To prepare for bathtime, gather all of your bath supplies so that they are within arms reach while you are bathing your baby. When baby gets older, you will want to have baby bath toys for your little one, too! Sensory Pals™ are fun for bath time, with fun, sensory textures to explore. For now, you will want to have mild soap, a washcloth, and a plastic cup on hand. Also, it is helpful to lay out a towel, a diaper, and a fresh change of clothes.

Bathing Your Newborn

To get started, fill the baby bathtub or sink with just a couple of inches of warm water. Next, bring your baby to the bath area and undress them completely. Slowly place your baby in the bath, feet first, while supporting their head and neck above the water.

Remember to never, ever leave your newborn unattended in the bath - not even for a split second!

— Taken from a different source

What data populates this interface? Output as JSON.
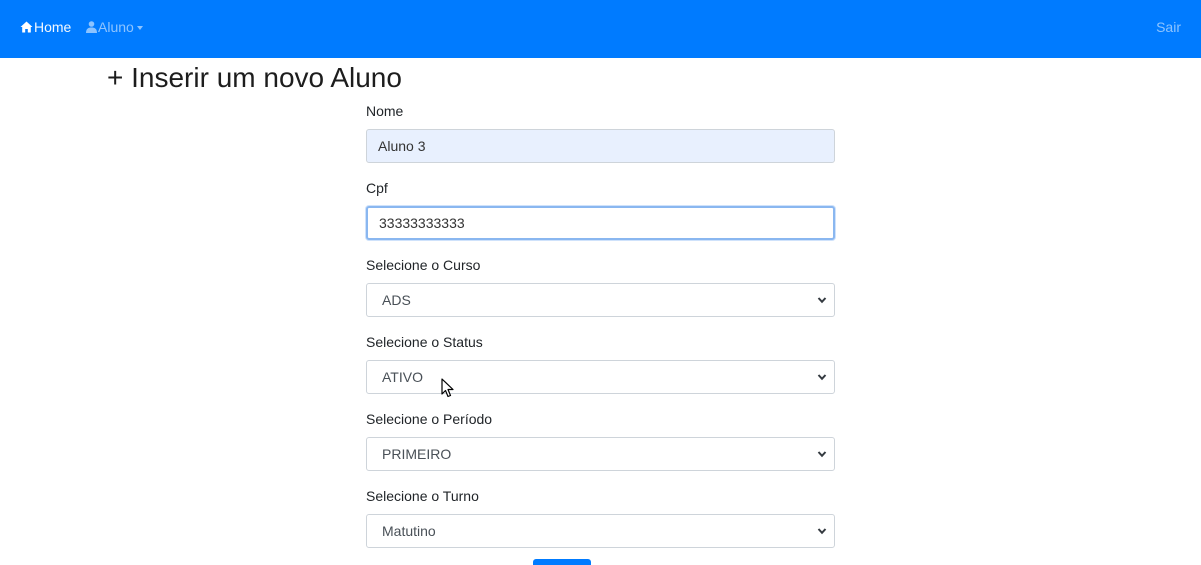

You can use the plastic cup to pour warm water over the portion of their body that is not fully immersed in water, in order to prevent your baby from getting too cold during the bath.

Use your hand or the washcloth with a tiny amount of mild soap to gently wash your baby’s body. Ensure that their head and neck remain fully supported throughout the duration of the bath. After their whole body has been washed, use the plastic cup to gently rinse off the soap, and wipe your baby down with a clean washcloth.

Finally, slowly lift your baby out of the bath. Make sure to use an abundance of caution, as babies can be very slippery when wet! Wrap your newborn in a towel, and pat to dry. Your baby’s skin may still be peeling from birth, so you can also use a mild lotion before getting them dressed.

The Swaddled Bath

It is important to know that while some babies love bathtime from day one, others may not. It is okay if your baby cries during their first bath, especially because bathing newborns can be done in only a matter of minutes. However, one way to make bath time more enjoyable for the both of you is to give your baby a “Swaddled Developmental Bath.” This is a method that many NICU nurses utilize. It mimics the feeling of being in the womb, which is very soothing for newborns.

During bathtime, babies can be wrapped with a swaddling blanket or a soft cloth in a flexed position, before being placed in the warm bath water. You can bathe your baby using this method by unwrapping a small portion of their body, washing and rinsing it, and then re-wrapping. Your newborn stays swaddled and secured throughout the duration of the bath.

This method is very calming and relaxing for newborns - so much so, that some babies even fall asleep!

No matter what method you use, we hope that your baby’s first bath is both memorable and enjoyable!